Exercise directions: Whenever a line below includes the word "true", copy that line.

------ Input material

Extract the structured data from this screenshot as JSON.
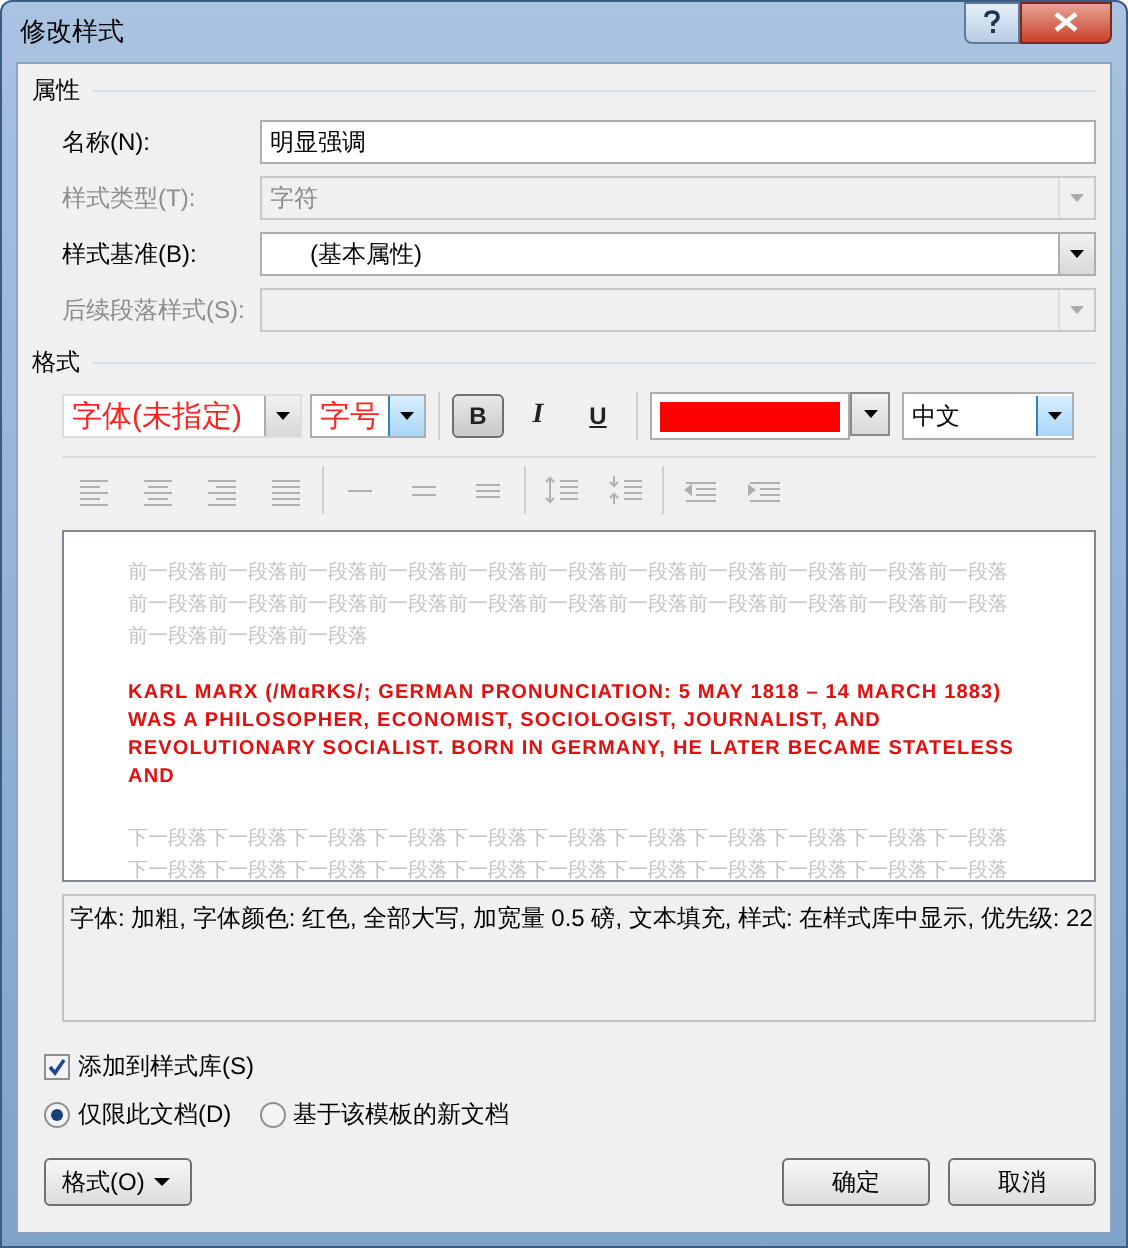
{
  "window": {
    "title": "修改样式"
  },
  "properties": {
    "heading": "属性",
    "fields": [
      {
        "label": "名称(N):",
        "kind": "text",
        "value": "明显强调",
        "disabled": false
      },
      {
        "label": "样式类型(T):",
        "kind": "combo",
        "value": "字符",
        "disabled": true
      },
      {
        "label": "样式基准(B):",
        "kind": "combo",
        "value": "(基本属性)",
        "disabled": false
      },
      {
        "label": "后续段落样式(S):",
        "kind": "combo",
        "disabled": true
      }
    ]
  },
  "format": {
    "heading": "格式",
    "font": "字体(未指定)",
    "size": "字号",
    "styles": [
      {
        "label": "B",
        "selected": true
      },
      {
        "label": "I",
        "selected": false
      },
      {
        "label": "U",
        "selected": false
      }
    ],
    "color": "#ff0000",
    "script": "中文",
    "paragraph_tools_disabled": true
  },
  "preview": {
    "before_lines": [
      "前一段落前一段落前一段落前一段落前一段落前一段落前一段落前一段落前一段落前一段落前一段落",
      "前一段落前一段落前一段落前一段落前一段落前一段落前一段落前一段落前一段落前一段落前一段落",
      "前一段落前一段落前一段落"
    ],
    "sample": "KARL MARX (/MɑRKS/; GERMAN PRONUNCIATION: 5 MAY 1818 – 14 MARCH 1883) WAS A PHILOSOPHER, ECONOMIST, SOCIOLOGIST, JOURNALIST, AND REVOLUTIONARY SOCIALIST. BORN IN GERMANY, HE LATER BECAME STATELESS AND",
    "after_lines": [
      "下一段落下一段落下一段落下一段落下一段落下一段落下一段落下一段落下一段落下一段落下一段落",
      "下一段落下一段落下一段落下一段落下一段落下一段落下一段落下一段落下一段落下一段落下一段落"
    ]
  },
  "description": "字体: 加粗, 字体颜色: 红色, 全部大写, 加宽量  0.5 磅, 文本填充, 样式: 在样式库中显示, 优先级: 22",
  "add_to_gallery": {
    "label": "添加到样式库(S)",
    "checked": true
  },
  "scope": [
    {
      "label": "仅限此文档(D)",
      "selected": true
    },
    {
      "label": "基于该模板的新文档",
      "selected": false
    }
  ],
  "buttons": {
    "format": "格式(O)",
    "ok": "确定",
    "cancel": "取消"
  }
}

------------

Finished exercise:
        "disabled": true
        "disabled": true
        "selected": true
    "paragraph_tools_disabled": true
    "checked": true
      "selected": true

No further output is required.